Christine’s advice is that it is best to apply biostimulants to seeds before sowing (which we’ve heard re-iterated by Nicole Masters and John Kempf), as the most important feature of biostimulants is the signalling chemicals they contain. Ideally, a germinating seed should be forming a strong relationship with soil microbes from the beginning of its life, and establish a healthy ‘endosphere’ – the microbiome within the plant itself. Using biostimulants as inoculants for new vineyard and cover crop plantings will maximise these kinds of associations. We also learn that a biostimulant produced through a fermentation method will contain many more signalling chemicals than one from aerobic production methods (e.g. vermicompost, korean natural farming products, bokashi). These chemicals have been observed to persist in the soil across multiple generations of plants, so the effects on the soil microbiome can last (4).
N.B. Vermicompost is considered a fermented product due to processes in the worm’s gut causing fermentation.
3. Reduced pest & disease pressure
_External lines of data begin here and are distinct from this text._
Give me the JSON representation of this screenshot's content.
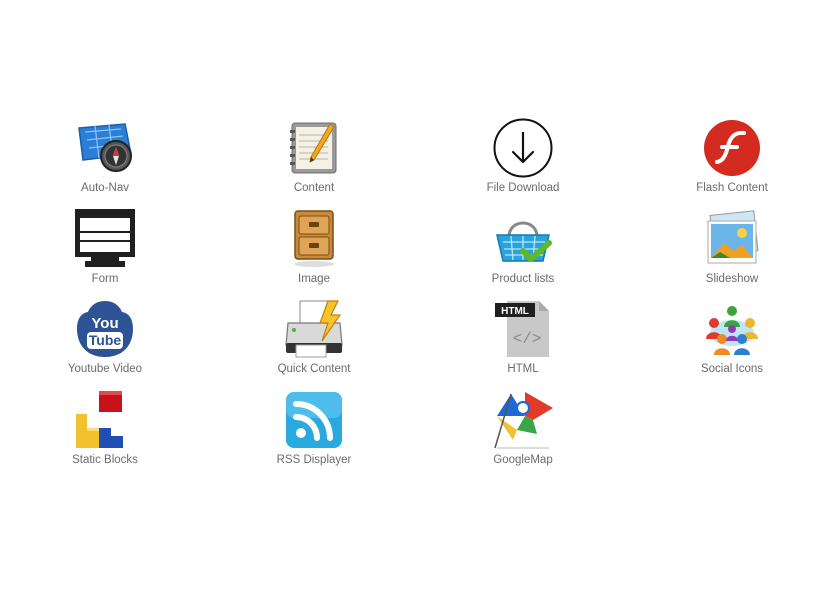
{
  "blocks": [
    {
      "label": "Auto-Nav",
      "icon": "auto-nav-map-compass-icon"
    },
    {
      "label": "Content",
      "icon": "notepad-pencil-icon"
    },
    {
      "label": "File Download",
      "icon": "download-arrow-circle-icon"
    },
    {
      "label": "Flash Content",
      "icon": "adobe-flash-icon"
    },
    {
      "label": "Form",
      "icon": "monitor-form-icon"
    },
    {
      "label": "Image",
      "icon": "filing-cabinet-icon"
    },
    {
      "label": "Product lists",
      "icon": "shopping-basket-check-icon"
    },
    {
      "label": "Slideshow",
      "icon": "photo-stack-icon"
    },
    {
      "label": "Youtube Video",
      "icon": "youtube-icon"
    },
    {
      "label": "Quick Content",
      "icon": "printer-lightning-icon"
    },
    {
      "label": "HTML",
      "icon": "html-file-icon"
    },
    {
      "label": "Social Icons",
      "icon": "social-people-icon"
    },
    {
      "label": "Static Blocks",
      "icon": "colored-blocks-icon"
    },
    {
      "label": "RSS Displayer",
      "icon": "rss-icon"
    },
    {
      "label": "GoogleMap",
      "icon": "google-map-pin-icon"
    }
  ],
  "colors": {
    "label_text": "#6b6b6b",
    "flash_red": "#d42b20",
    "youtube_blue": "#2e5395",
    "rss_blue": "#29a9e0"
  }
}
Increased plant diversity also increases crop resistance to pests and diseases. Christine refers to expanses of monoculture as a “recipe for disaster” in terms of pest pressure.
This buffer against pest pressure is not always about eliminating the pest or disease, but about supporting the crop to be more resilient, and better equipped to fight infection and remain productive. There are more microbial cells in plants than there are plant cells, and this ‘endosphere’ of bacteria, archaea & fungi moving around among the cells of the plants are capable of supporting the plant to resist pest and disease damage.
Plants ‘call for help’ when they are under attack from pests or diseases, and free living microbes in the soil can be ingested to support a defence against this attack (2). This call for help will go unanswered if the soil microbiome lacks sufficient health to respond. The solution is to ensure diverse cover crop species are planted in the inter-row to support proper functioning of the soil microbiome, so soil microbes can be internalised by distressed crops through roots when needed.